* [WHAT THE TASK REQUIRES] Go through the records and copy each line where the string "giteadb" occurs.
---------------
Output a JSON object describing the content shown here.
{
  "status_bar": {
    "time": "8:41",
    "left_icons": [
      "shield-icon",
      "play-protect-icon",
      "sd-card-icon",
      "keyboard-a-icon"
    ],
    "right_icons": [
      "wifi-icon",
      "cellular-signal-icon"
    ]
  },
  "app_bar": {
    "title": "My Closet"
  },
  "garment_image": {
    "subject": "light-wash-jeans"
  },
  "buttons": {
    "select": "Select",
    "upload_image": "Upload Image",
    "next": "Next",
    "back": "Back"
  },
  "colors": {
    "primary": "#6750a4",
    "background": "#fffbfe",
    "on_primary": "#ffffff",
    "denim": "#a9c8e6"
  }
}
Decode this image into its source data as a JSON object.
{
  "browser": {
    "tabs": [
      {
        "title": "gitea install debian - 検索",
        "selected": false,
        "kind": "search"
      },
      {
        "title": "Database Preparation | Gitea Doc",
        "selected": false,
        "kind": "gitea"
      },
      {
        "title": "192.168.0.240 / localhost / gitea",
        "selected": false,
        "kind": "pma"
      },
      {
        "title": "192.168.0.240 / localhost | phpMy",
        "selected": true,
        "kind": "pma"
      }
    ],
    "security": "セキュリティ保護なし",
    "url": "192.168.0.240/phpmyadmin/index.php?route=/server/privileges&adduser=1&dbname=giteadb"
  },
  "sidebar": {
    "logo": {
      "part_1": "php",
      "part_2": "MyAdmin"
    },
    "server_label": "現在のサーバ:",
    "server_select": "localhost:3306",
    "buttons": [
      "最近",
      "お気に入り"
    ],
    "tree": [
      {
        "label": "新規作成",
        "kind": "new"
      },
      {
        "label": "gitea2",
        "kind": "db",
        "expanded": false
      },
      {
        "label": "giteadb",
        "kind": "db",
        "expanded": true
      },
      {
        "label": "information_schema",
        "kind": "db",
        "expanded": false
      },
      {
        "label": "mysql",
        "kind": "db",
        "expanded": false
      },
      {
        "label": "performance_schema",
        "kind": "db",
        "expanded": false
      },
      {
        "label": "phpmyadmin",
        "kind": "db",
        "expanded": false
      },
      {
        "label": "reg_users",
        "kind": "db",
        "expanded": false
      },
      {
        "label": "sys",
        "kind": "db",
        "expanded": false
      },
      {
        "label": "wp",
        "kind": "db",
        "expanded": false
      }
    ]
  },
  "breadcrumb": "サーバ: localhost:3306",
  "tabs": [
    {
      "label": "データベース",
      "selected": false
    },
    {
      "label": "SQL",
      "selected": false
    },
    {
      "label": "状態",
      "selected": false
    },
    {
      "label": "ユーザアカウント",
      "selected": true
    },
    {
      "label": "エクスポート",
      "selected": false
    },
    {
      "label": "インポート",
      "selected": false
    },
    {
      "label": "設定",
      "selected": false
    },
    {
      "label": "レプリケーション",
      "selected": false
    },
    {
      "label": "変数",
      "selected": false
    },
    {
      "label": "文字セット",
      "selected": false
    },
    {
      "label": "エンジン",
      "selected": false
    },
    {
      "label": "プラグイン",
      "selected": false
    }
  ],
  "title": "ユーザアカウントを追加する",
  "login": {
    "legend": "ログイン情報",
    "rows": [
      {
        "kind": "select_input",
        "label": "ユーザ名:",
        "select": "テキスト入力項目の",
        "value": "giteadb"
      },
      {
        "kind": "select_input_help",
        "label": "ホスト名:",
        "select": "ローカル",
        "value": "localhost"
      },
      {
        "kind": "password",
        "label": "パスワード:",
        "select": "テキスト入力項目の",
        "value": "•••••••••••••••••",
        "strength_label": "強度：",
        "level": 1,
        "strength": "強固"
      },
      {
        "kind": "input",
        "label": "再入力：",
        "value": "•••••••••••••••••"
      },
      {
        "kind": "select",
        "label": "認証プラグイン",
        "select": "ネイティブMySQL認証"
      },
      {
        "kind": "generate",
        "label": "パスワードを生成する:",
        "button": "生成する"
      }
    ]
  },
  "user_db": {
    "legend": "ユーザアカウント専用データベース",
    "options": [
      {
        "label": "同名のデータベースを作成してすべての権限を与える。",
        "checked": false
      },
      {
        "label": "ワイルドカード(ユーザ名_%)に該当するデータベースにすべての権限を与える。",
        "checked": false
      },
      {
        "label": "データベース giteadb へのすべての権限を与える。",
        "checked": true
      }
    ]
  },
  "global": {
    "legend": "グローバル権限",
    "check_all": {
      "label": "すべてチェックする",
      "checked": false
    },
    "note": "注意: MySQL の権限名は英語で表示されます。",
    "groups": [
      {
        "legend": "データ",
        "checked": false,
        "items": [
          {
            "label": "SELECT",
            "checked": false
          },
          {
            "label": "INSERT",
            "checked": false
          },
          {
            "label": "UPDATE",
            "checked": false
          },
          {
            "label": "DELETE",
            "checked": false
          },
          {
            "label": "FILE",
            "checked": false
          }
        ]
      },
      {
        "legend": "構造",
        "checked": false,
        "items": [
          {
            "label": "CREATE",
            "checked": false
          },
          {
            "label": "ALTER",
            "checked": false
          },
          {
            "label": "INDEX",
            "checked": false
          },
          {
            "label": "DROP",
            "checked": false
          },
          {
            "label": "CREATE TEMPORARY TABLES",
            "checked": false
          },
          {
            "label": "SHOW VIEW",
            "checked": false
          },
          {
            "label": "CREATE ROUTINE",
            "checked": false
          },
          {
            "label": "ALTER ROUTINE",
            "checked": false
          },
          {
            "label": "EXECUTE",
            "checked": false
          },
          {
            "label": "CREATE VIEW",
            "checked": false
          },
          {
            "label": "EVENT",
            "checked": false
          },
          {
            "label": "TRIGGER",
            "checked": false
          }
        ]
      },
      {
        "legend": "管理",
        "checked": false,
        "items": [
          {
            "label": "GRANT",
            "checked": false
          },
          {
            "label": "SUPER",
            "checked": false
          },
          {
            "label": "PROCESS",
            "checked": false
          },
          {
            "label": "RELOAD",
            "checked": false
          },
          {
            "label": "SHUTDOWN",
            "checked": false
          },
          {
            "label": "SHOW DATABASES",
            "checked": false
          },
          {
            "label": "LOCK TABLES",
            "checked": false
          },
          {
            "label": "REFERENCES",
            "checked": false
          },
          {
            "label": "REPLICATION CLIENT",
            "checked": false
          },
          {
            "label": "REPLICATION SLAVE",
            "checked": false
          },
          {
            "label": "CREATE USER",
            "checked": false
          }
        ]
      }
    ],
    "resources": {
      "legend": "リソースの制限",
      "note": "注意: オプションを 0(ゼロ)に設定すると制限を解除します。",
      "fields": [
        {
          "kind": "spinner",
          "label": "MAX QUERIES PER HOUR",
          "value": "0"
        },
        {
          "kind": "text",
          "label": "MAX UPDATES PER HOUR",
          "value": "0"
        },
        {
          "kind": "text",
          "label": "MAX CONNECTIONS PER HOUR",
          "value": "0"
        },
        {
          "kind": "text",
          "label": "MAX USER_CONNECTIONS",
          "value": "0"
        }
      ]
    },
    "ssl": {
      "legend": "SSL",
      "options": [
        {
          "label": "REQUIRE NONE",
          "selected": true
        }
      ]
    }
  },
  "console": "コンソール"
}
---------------
* [REPLY TO THE EXERCISE]
    "url": "192.168.0.240/phpmyadmin/index.php?route=/server/privileges&adduser=1&dbname=giteadb"
        "label": "giteadb",
        "value": "giteadb"
        "label": "データベース giteadb へのすべての権限を与える。",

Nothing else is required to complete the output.